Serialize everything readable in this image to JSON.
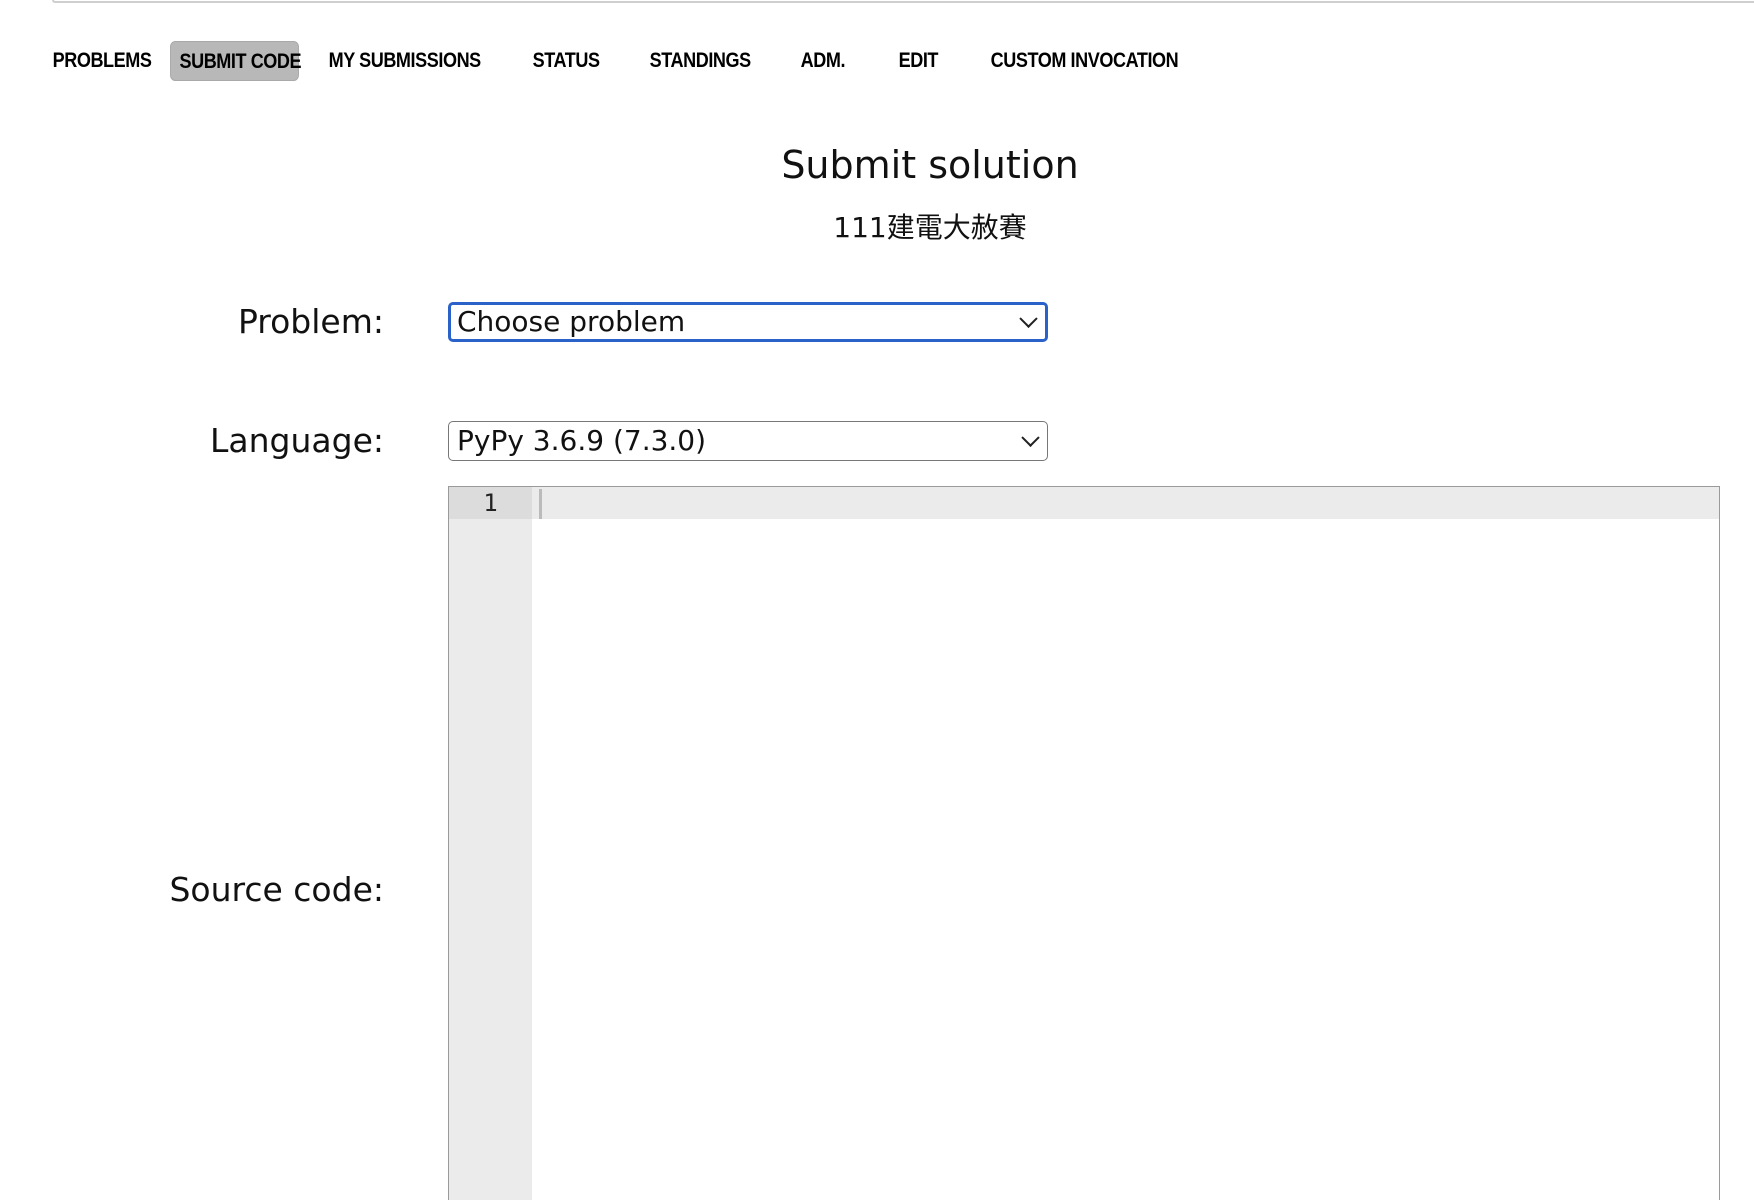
{
  "menu": {
    "items": [
      {
        "label": "PROBLEMS",
        "active": false
      },
      {
        "label": "SUBMIT CODE",
        "active": true
      },
      {
        "label": "MY SUBMISSIONS",
        "active": false
      },
      {
        "label": "STATUS",
        "active": false
      },
      {
        "label": "STANDINGS",
        "active": false
      },
      {
        "label": "ADM.",
        "active": false
      },
      {
        "label": "EDIT",
        "active": false
      },
      {
        "label": "CUSTOM INVOCATION",
        "active": false
      }
    ]
  },
  "page": {
    "title": "Submit solution",
    "subtitle": "111建電大赦賽"
  },
  "form": {
    "problem_label": "Problem:",
    "problem_value": "Choose problem",
    "language_label": "Language:",
    "language_value": "PyPy 3.6.9 (7.3.0)",
    "source_label": "Source code:",
    "editor_line_number": "1"
  }
}
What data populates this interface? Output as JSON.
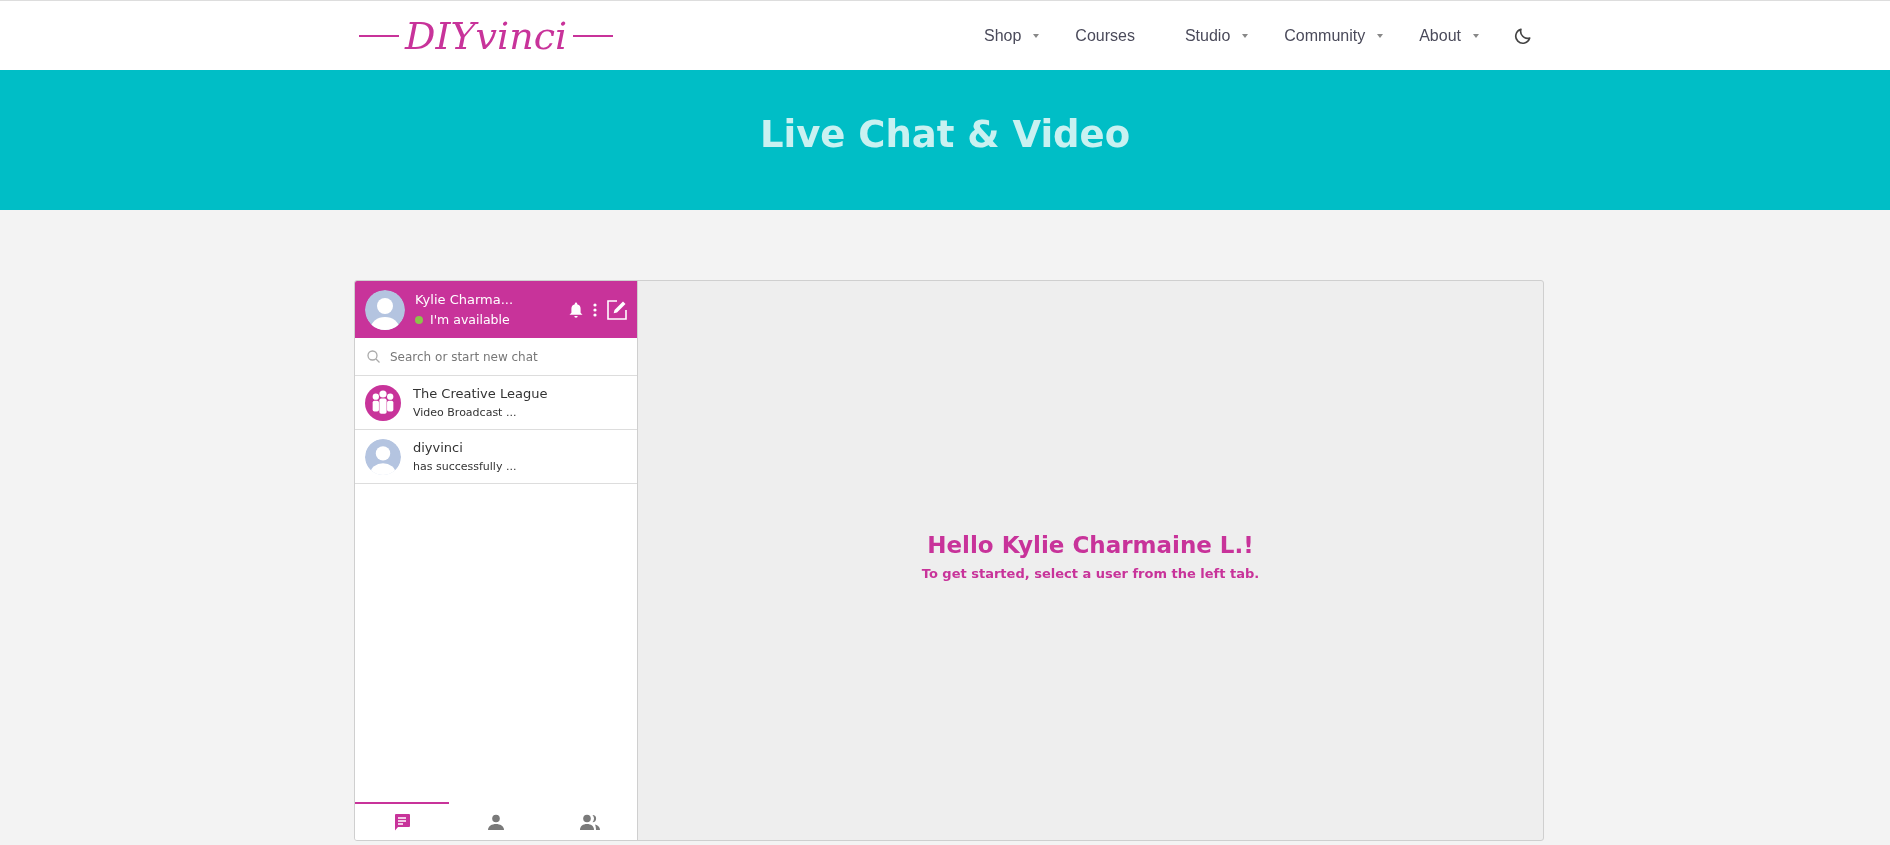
{
  "header": {
    "logo": "DIYvinci",
    "nav": [
      {
        "label": "Shop",
        "has_dropdown": true
      },
      {
        "label": "Courses",
        "has_dropdown": false
      },
      {
        "label": "Studio",
        "has_dropdown": true
      },
      {
        "label": "Community",
        "has_dropdown": true
      },
      {
        "label": "About",
        "has_dropdown": true
      }
    ]
  },
  "banner": {
    "title": "Live Chat & Video"
  },
  "chat": {
    "user": {
      "name": "Kylie Charma...",
      "status": "I'm available",
      "online": true
    },
    "search": {
      "placeholder": "Search or start new chat"
    },
    "conversations": [
      {
        "name": "The Creative League",
        "preview": "Video Broadcast ...",
        "kind": "group"
      },
      {
        "name": "diyvinci",
        "preview": "has successfully ...",
        "kind": "user"
      }
    ],
    "tabs": [
      {
        "kind": "chats",
        "selected": true
      },
      {
        "kind": "contacts",
        "selected": false
      },
      {
        "kind": "groups",
        "selected": false
      }
    ],
    "welcome": {
      "title": "Hello Kylie Charmaine L.!",
      "subtitle": "To get started, select a user from the left tab."
    }
  }
}
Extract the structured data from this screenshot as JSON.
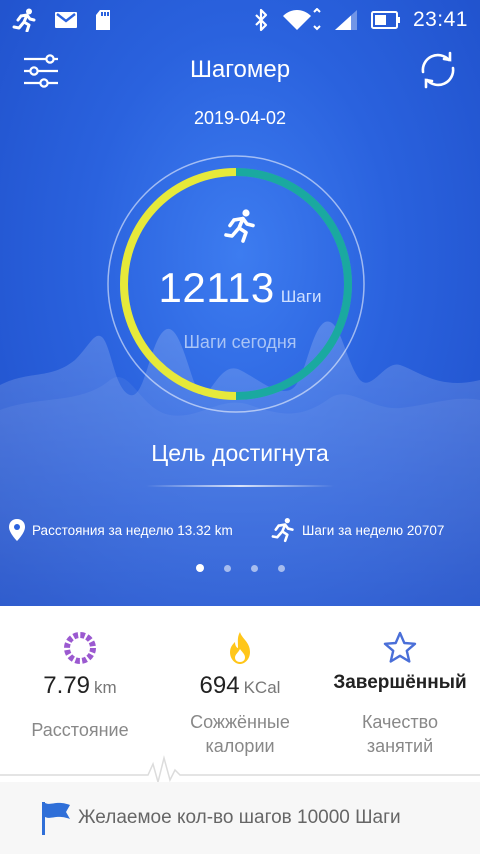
{
  "status_bar": {
    "time": "23:41",
    "icons": [
      "running-icon",
      "gmail-icon",
      "sd-card-icon",
      "bluetooth-icon",
      "wifi-icon",
      "signal-icon",
      "battery-icon"
    ]
  },
  "app_bar": {
    "title": "Шагомер"
  },
  "date": "2019-04-02",
  "today": {
    "steps": "12113",
    "steps_unit": "Шаги",
    "label": "Шаги сегодня",
    "goal_progress": 1.0
  },
  "goal_status": "Цель достигнута",
  "weekly": {
    "distance_text": "Расстояния за неделю 13.32 km",
    "steps_text": "Шаги за неделю 20707"
  },
  "pager": {
    "count": 4,
    "active_index": 0
  },
  "stats": {
    "distance": {
      "value": "7.79",
      "unit": "km",
      "label": "Расстояние"
    },
    "calories": {
      "value": "694",
      "unit": "KCal",
      "label_line1": "Сожжённые",
      "label_line2": "калории"
    },
    "quality": {
      "value": "Завершённый",
      "label_line1": "Качество",
      "label_line2": "занятий"
    }
  },
  "target": {
    "text": "Желаемое кол-во шагов 10000 Шаги"
  },
  "colors": {
    "background_blue": "#2a62de",
    "ring_start": "#e6e93a",
    "ring_end": "#1aa9a0",
    "distance_icon": "#9b59d0",
    "calories_icon": "#ffc61a",
    "quality_icon": "#4a6fd8",
    "flag_icon": "#2f6fd8"
  }
}
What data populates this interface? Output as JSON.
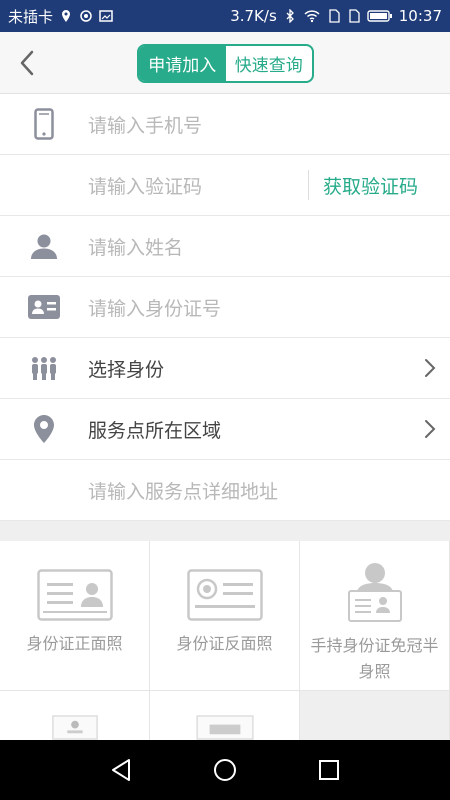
{
  "status_bar": {
    "carrier": "未插卡",
    "speed": "3.7K/s",
    "time": "10:37"
  },
  "nav": {
    "tabs": [
      {
        "label": "申请加入",
        "active": true
      },
      {
        "label": "快速查询",
        "active": false
      }
    ]
  },
  "form": {
    "phone_placeholder": "请输入手机号",
    "code_placeholder": "请输入验证码",
    "get_code_label": "获取验证码",
    "name_placeholder": "请输入姓名",
    "idcard_placeholder": "请输入身份证号",
    "identity_label": "选择身份",
    "region_label": "服务点所在区域",
    "address_placeholder": "请输入服务点详细地址"
  },
  "photos": [
    {
      "label": "身份证正面照"
    },
    {
      "label": "身份证反面照"
    },
    {
      "label": "手持身份证免冠半身照"
    }
  ],
  "colors": {
    "accent": "#27ab8a",
    "status_bar": "#1f3b78",
    "icon_gray": "#8c8f9c"
  }
}
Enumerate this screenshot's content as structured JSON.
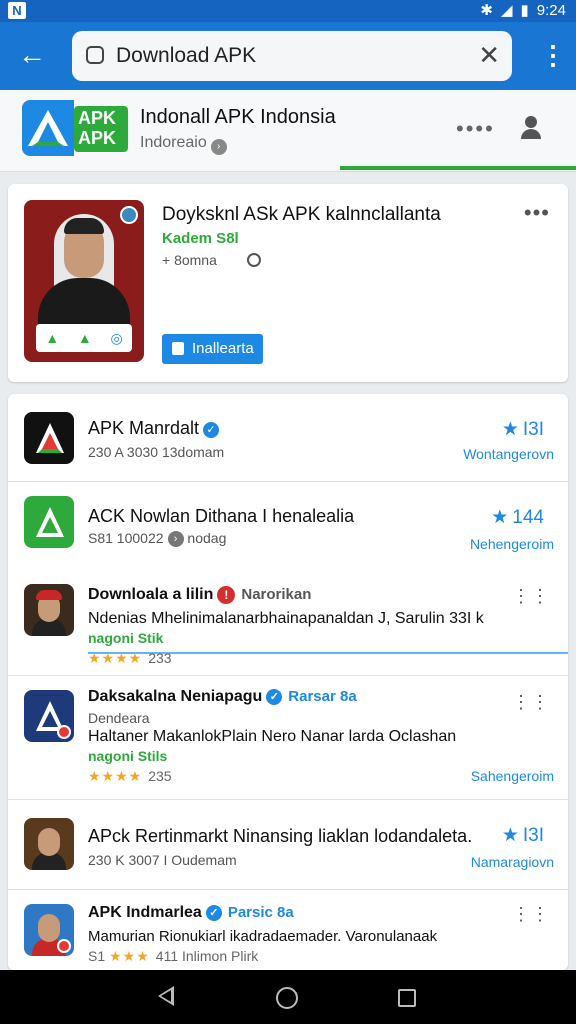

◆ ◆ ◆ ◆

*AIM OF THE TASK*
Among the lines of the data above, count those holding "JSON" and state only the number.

*FINISHED EXERCISE*
5